- Glycogenolysis and gluconeogenesis from adipose tissue and liver.
- Secretion from sweat glands.
- Na+ reabsorption from kidney.
- Stimulate proximal tubule NHE3
- Stimulate proximal tubule basolateral Na-K ATPase
- Activate mitogenic responses and regulate growth and proliferation of many cells.
Activity During Exercise
During exercise these alpha-1 receptors can be selectively blocked by sympathetic nervous activity, allowing the beta-2 receptors (which mediate vasodilation) to dominate. Note that only the alpha-1 receptors in exercising muscle will be blocked. Resting muscle will not have its alpha-1 receptors blocked, and hence the overall effect there will be alpha-1 mediated vasocontriction.
Alpha1-adrenergic receptors are members of the G protein-coupled receptor superfamily. Upon activation, a heterotrimeric G protein, Gq, activates phospholipase C (PLC), which causes an increase in IP3 and calcium. This triggers all other effects.
* denotes selective agonists to the receptor.
Noradrenaline has higher receptor affinity than has adrenaline, which, in turn has much higher affinity than isoprenaline.
Antagonists are various alpha blockers:
- mirtazapine (NaSSA)
- phenoxybenzamine (in hypertension)
- phentolamine (in hypertensive emergencies)
- prazosin* (in hypertension)
- tamsulosin (in BPH)
- terazosin (in BPH and hypertension)
- doxazocin* (in BPH and hypertension)
* denotes selective agonists to the receptor.
There are 3 α1-AR subtypes: alpha-1A, -1B and -1D, all of which signal through the Gq/11 family of G-proteins and different subtypes show different patterns of activation.
- Other adrenergic receptors
- ↑ Woodman OL, Vatner SF (1987). "Coronary vasoconstriction mediated by α1- and α2-adrenoceptors in conscious dogs". Am. J. Physiol. 253 (2 Pt 2): H388–93. PMID 2887122.
- ↑ Elliott J (1997). "Alpha-adrenoceptors in equine digital veins: evidence for the presence of both α1 and α2-receptors mediating vasoconstriction". J. Vet. Pharmacol. Ther. 20 (4): 308–17. doi:10.1046/j.1365-2885.1997.00078.x. PMID 9280371.
- ↑ Sagrada A, Fargeas MJ, Bueno L (1987). "Involvement of α1 and α2 adrenoceptors in the postlaparotomy intestinal motor disturbances in the rat". Gut. 28 (8): 955–9. doi:10.1136/gut.28.8.955. PMID 2889649.

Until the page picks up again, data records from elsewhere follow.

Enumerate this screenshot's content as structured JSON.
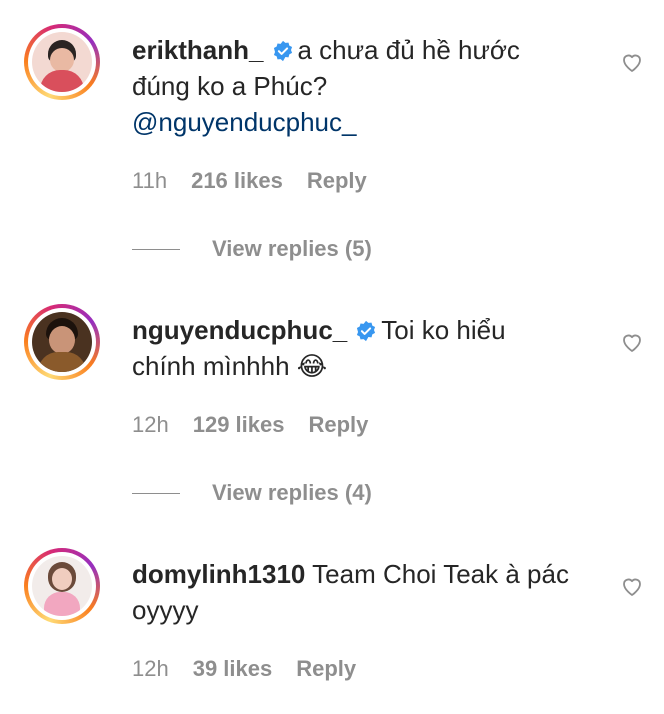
{
  "comments": [
    {
      "username": "erikthanh_",
      "verified": true,
      "text": "a chưa đủ hề hước đúng ko a Phúc?",
      "mention": "@nguyenducphuc_",
      "time": "11h",
      "likes": "216 likes",
      "reply_label": "Reply",
      "view_replies": "View replies (5)"
    },
    {
      "username": "nguyenducphuc_",
      "verified": true,
      "text": "Toi ko hiểu chính mìnhhh 😂",
      "time": "12h",
      "likes": "129 likes",
      "reply_label": "Reply",
      "view_replies": "View replies (4)"
    },
    {
      "username": "domylinh1310",
      "verified": false,
      "text": "Team Choi Teak à pác oyyyy",
      "time": "12h",
      "likes": "39 likes",
      "reply_label": "Reply"
    }
  ],
  "icons": {
    "verified": "verified-badge-icon",
    "like": "heart-outline-icon"
  },
  "colors": {
    "verified_blue": "#3897f0",
    "mention": "#003569",
    "meta_gray": "#8e8e8e"
  }
}
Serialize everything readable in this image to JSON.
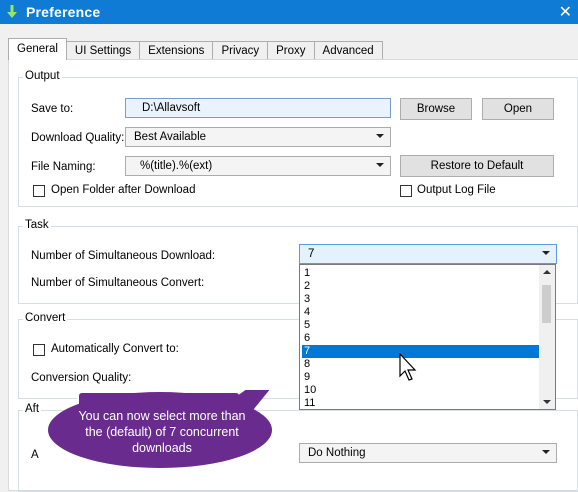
{
  "window": {
    "title": "Preference",
    "icon": "download-arrow-icon",
    "close_glyph": "✕"
  },
  "tabs": [
    "General",
    "UI Settings",
    "Extensions",
    "Privacy",
    "Proxy",
    "Advanced"
  ],
  "output": {
    "legend": "Output",
    "save_to_label": "Save to:",
    "save_to_value": "D:\\Allavsoft",
    "browse_label": "Browse",
    "open_label": "Open",
    "quality_label": "Download Quality:",
    "quality_value": "Best Available",
    "naming_label": "File Naming:",
    "naming_value": "%(title).%(ext)",
    "restore_label": "Restore to Default",
    "open_folder_label": "Open Folder after Download",
    "output_log_label": "Output Log File"
  },
  "task": {
    "legend": "Task",
    "sim_download_label": "Number of Simultaneous Download:",
    "sim_download_value": "7",
    "sim_convert_label": "Number of Simultaneous Convert:"
  },
  "dropdown": {
    "options": [
      "1",
      "2",
      "3",
      "4",
      "5",
      "6",
      "7",
      "8",
      "9",
      "10",
      "11"
    ],
    "selected": "7"
  },
  "convert": {
    "legend": "Convert",
    "auto_convert_label": "Automatically Convert to:",
    "quality_label": "Conversion Quality:"
  },
  "after": {
    "legend_partial": "Aft",
    "row_label_partial": "A",
    "action_value": "Do Nothing"
  },
  "callout": {
    "text": "You can now select more than the (default) of 7 concurrent downloads"
  },
  "colors": {
    "title_bar": "#0f7bd5",
    "selection": "#0078d7",
    "callout": "#6a2b8f"
  }
}
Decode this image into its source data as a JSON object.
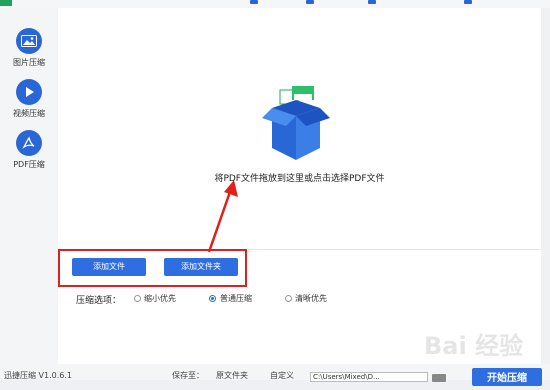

- ↑ 4.0 4.1 4.2 4.3 4.4 4.5 4.6 4.7 4.8 Rang, H. P. (2003). Pharmacology. Edinburgh: Churchill Livingstone. ISBN 0-443-07145-4. Page 163
- ↑ Schmitz JM, Graham RM, Sagalowsky A, Pettinger WA (1981). "Renal α1 and α2 adrenergic receptors: biochemical and pharmacological correlations". J. Pharmacol. Exp. Ther. 219 (2): 400–6. PMID 6270306.
- ↑ Circulation & Lung Physiology I M.A.S.T.E.R. Learning Program, UC Davis School of Medicine
- ↑ 7.0 7.1 7.2 7.3 7.4 7.5 7.6 Fitzpatrick, David; Purves, Dale; Augustine, George (2004). "Table 20:2". Neuroscience (Third Edition ed.). Sunderland, Mass: Sinauer. ISBN 0-87893-725-0.
- ↑ Chou EC, Capello SA, Levin RM, Longhurst PA (2003). "Excitatory α1-adrenergic receptors predominate over inhibitory β-receptors in rabbit dorsal detrusor". J. Urol. 170 (6 Pt 1): 2503–7. doi:10.1097/01.ju.0000094184.97133.69. PMID 14634460.
- ↑ Morton JS, Daly CJ, Jackson VM, McGrath JC (2007). "Alpha1A-adrenoceptors mediate contractions to phenylephrine in rabbit penile arteries". Br. J. Pharmacol. 150 (1): 112–20. doi:10.1038/sj.bjp.0706956. PMID 17115072.
- ↑ 10.0 10.1 Walter F., PhD. Boron. Medical Physiology: A Cellular And Molecular Approaoch. Elsevier/Saunders. ISBN 1-4160-2328-3. Page 787